Even as the pain and the pressure intensified, it was hard to believe that it was a heart attack. I had just had a complete physical nine months ago, where my cholesterol was in the normal range and my blood pressure was normal.
I was also in great shape, ate healthy foods, worked out regularly, and drank superfood smoothies. It turns out that lifestyle may have saved my life.
I couldn’t have known that my heart had been at risk my whole life. All I knew was that my father’s side of the family had been plagued by heart attacks.
Lying in the cardiac intensive care unit (CICU) after having emergency surgery to have two stents placed, I learned for the first time what was behind our family history of heart disease: high levels of Lipoprotein(a) or Lp(a).
Just like how having the BRCA gene mutation creates a high risk for breast cancer in women, having genetically high levels of Lipoprotein(a) dramatically increases the risk for heart disease.

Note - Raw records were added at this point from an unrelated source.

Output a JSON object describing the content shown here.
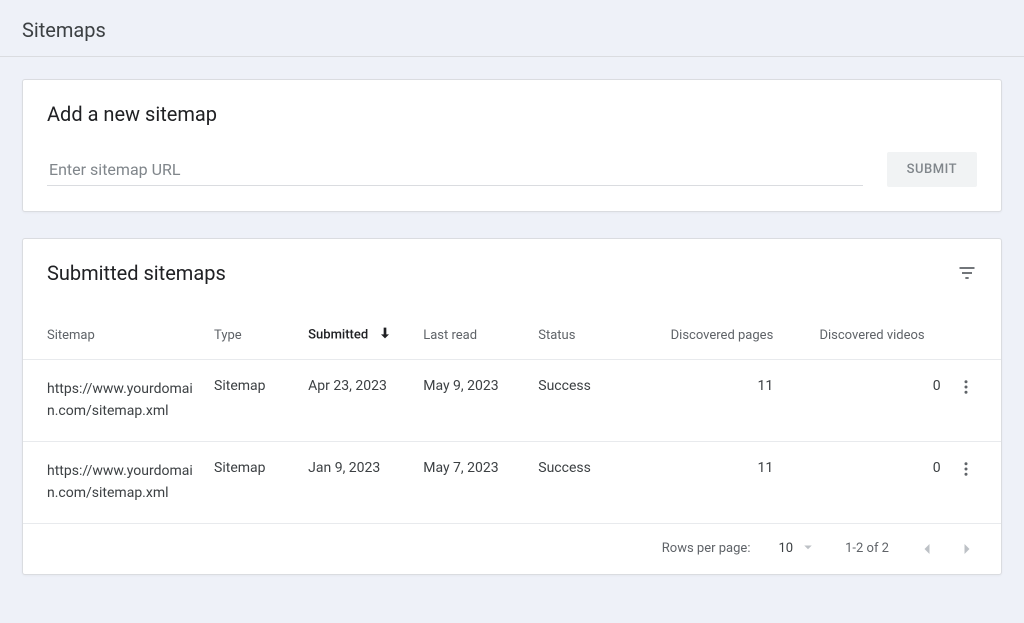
{
  "pageTitle": "Sitemaps",
  "addSitemap": {
    "title": "Add a new sitemap",
    "placeholder": "Enter sitemap URL",
    "submitLabel": "SUBMIT"
  },
  "submitted": {
    "title": "Submitted sitemaps",
    "columns": {
      "sitemap": "Sitemap",
      "type": "Type",
      "submitted": "Submitted",
      "lastRead": "Last read",
      "status": "Status",
      "pages": "Discovered pages",
      "videos": "Discovered videos"
    },
    "rows": [
      {
        "sitemap": "https://www.yourdomain.com/sitemap.xml",
        "type": "Sitemap",
        "submitted": "Apr 23, 2023",
        "lastRead": "May 9, 2023",
        "status": "Success",
        "pages": "11",
        "videos": "0"
      },
      {
        "sitemap": "https://www.yourdomain.com/sitemap.xml",
        "type": "Sitemap",
        "submitted": "Jan 9, 2023",
        "lastRead": "May 7, 2023",
        "status": "Success",
        "pages": "11",
        "videos": "0"
      }
    ]
  },
  "pagination": {
    "rowsLabel": "Rows per page:",
    "rowsValue": "10",
    "range": "1-2 of 2"
  }
}
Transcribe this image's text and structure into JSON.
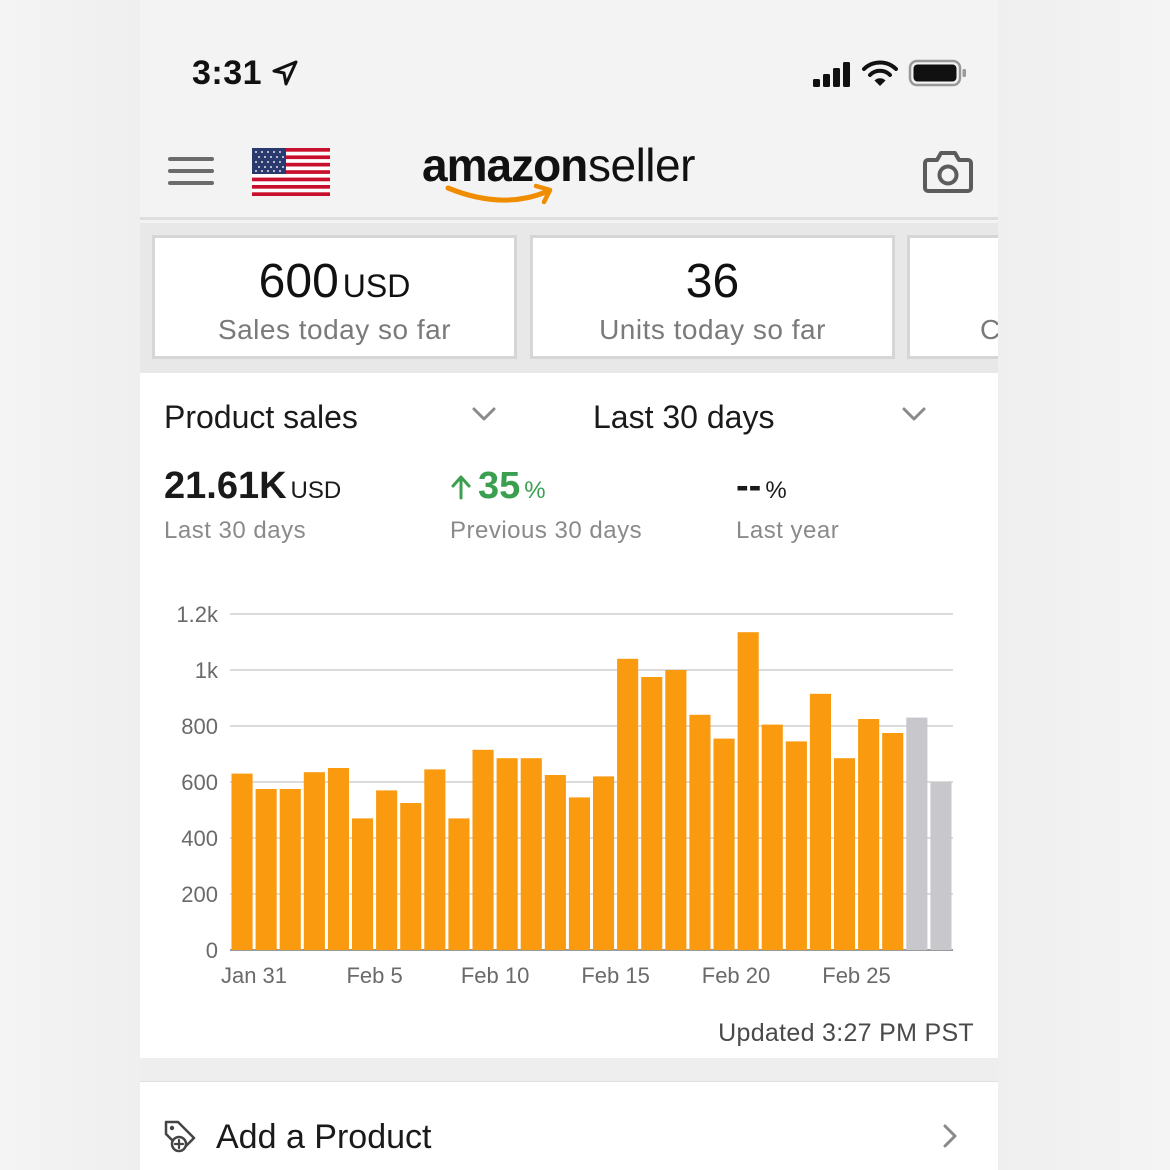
{
  "status_bar": {
    "time": "3:31"
  },
  "header": {
    "logo_amazon": "amazon",
    "logo_seller": "seller"
  },
  "cards": [
    {
      "value": "600",
      "unit": "USD",
      "label": "Sales today so far"
    },
    {
      "value": "36",
      "unit": "",
      "label": "Units today so far"
    },
    {
      "value": "",
      "unit": "",
      "label": "C"
    }
  ],
  "filters": {
    "metric": "Product sales",
    "period": "Last 30 days"
  },
  "stats": [
    {
      "value": "21.61K",
      "unit": "USD",
      "label": "Last 30 days"
    },
    {
      "value": "35",
      "unit": "%",
      "label": "Previous 30 days",
      "trend": "up"
    },
    {
      "value": "--",
      "unit": "%",
      "label": "Last year"
    }
  ],
  "chart_data": {
    "type": "bar",
    "y_ticks": [
      "1.2k",
      "1k",
      "800",
      "600",
      "400",
      "200",
      "0"
    ],
    "ylim": [
      0,
      1200
    ],
    "x_tick_labels": [
      {
        "index": 0,
        "label": "Jan 31"
      },
      {
        "index": 5,
        "label": "Feb 5"
      },
      {
        "index": 10,
        "label": "Feb 10"
      },
      {
        "index": 15,
        "label": "Feb 15"
      },
      {
        "index": 20,
        "label": "Feb 20"
      },
      {
        "index": 25,
        "label": "Feb 25"
      }
    ],
    "values": [
      630,
      575,
      575,
      635,
      650,
      470,
      570,
      525,
      645,
      470,
      715,
      685,
      685,
      625,
      545,
      620,
      1040,
      975,
      1000,
      840,
      755,
      1135,
      805,
      745,
      915,
      685,
      825,
      775,
      830,
      600
    ],
    "colors": {
      "actual": "#fa9a0e",
      "projected": "#c7c7cc"
    },
    "projected_from_index": 28,
    "grid": true
  },
  "updated_text": "Updated 3:27 PM PST",
  "add_product": {
    "label": "Add a Product"
  }
}
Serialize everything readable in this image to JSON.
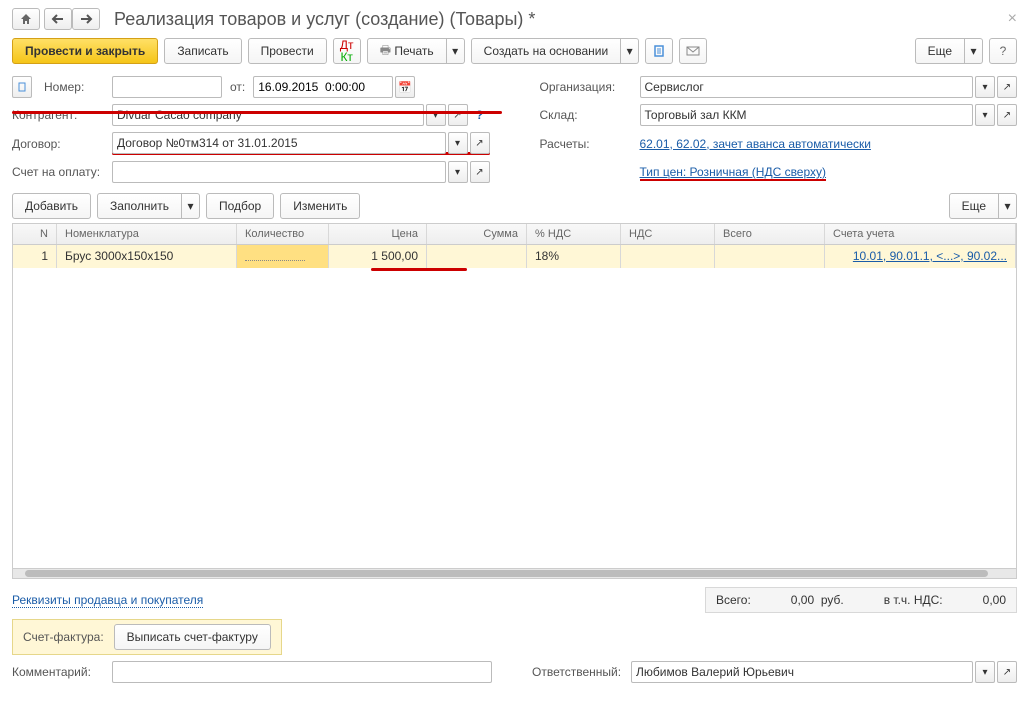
{
  "title": "Реализация товаров и услуг (создание) (Товары) *",
  "toolbar": {
    "post_close": "Провести и закрыть",
    "write": "Записать",
    "post": "Провести",
    "print": "Печать",
    "create_based": "Создать на основании",
    "more": "Еще"
  },
  "form": {
    "number_label": "Номер:",
    "number_value": "",
    "ot_label": "от:",
    "date_value": "16.09.2015  0:00:00",
    "org_label": "Организация:",
    "org_value": "Сервислог",
    "counterparty_label": "Контрагент:",
    "counterparty_value": "Divuar Cacao company",
    "warehouse_label": "Склад:",
    "warehouse_value": "Торговый зал ККМ",
    "contract_label": "Договор:",
    "contract_value": "Договор №0тм314 от 31.01.2015",
    "calc_label": "Расчеты:",
    "calc_link": "62.01, 62.02, зачет аванса автоматически",
    "invoice_label": "Счет на оплату:",
    "invoice_value": "",
    "price_type_link": "Тип цен: Розничная (НДС сверху)"
  },
  "table_toolbar": {
    "add": "Добавить",
    "fill": "Заполнить",
    "select": "Подбор",
    "change": "Изменить",
    "more": "Еще"
  },
  "columns": {
    "n": "N",
    "nom": "Номенклатура",
    "qty": "Количество",
    "price": "Цена",
    "sum": "Сумма",
    "vat_pct": "% НДС",
    "nds": "НДС",
    "total": "Всего",
    "acct": "Счета учета"
  },
  "rows": [
    {
      "n": "1",
      "nom": "Брус 3000х150х150",
      "qty": "",
      "price": "1 500,00",
      "sum": "",
      "vat_pct": "18%",
      "nds": "",
      "total": "",
      "acct": "10.01, 90.01.1, <...>, 90.02..."
    }
  ],
  "footer": {
    "seller_buyer_link": "Реквизиты продавца и покупателя",
    "totals_label": "Всего:",
    "totals_value": "0,00",
    "totals_cur": "руб.",
    "vat_label": "в т.ч. НДС:",
    "vat_value": "0,00",
    "sf_label": "Счет-фактура:",
    "sf_button": "Выписать счет-фактуру",
    "comment_label": "Комментарий:",
    "comment_value": "",
    "responsible_label": "Ответственный:",
    "responsible_value": "Любимов Валерий Юрьевич"
  }
}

Finally, our family history made sense.
My grandfather had died of a heart attack at age 67, my father died at 63 from a heart attack, and all three of his brothers had died young from heart attacks. They all had inherited high levels of Lipoprotein(a).
I consider myself well informed when it comes to my health, but before my heart attack I had never even heard about Lp(a).
Yet having genetically high levels of Lipoprotein(a) is surprisingly common. Last year, The Biggest Loser fitness trainer Bob Harper appeared on Dr. Oz to share that his massive heart attack was caused by Lp(a).
According to the Lipoprotein A Foundation, as many as one in five people have elevated Lp(a) and most don’t know it.
While there is a test, it’s not standard, and isn’t included with a physical exam, which is why my results seemed fine just months earlier.
If you have a family history of heart disease, ask your doctor to test you for Lipoprotein(a). If you do have high levels, start taking steps to improve your lifestyle, as your life may depend on it.
There are no medical treatments for high levels of Lipoprotein(a). That means eating healthy foods and getting exercise is vital.
When I arrived in the ER, I actually walked in, and was awake while they performed an EKG. I heard them call me as a Code Blue because one of my arteries was 100% blocked, and a second one was 80% blocked.
The next day, the cardiologist was telling me how surprised he was that my artery hadn’t ruptured. Usually with a 100% blockage they blow, which increases the odds of dying.
Both the cardiologist and nurse attributed my healthy lifestyle as a big factor in how I was able to survive a massive heart attack.
I survived my heart attack without open heart surgery, having two stents placed to keep my arteries open. But still, my heart was damaged, and is functioning at about 45% of its capacity.
Like any muscle that is injured, it will take time to heal.
Initially, my cardiologist advised staying off all nutritional supplements. But I consider the organic whole food supplements I take as essential to health. So, I asked the doc to look over the labels of what I take.
When he came back he told me he was impressed, and that not only should I continue taking them but that I should probably increase my intake!
He went on to explain that most supplements have synthetic vitamins which interact with medication, but that organic whole foods don’t have this issue and would greatly benefit my body.
Not only will organic whole foods support my overall recovery, greens are also a source of healthy nitrates that help to boost nitric oxide production, which is good for the heart.
By Alan Newell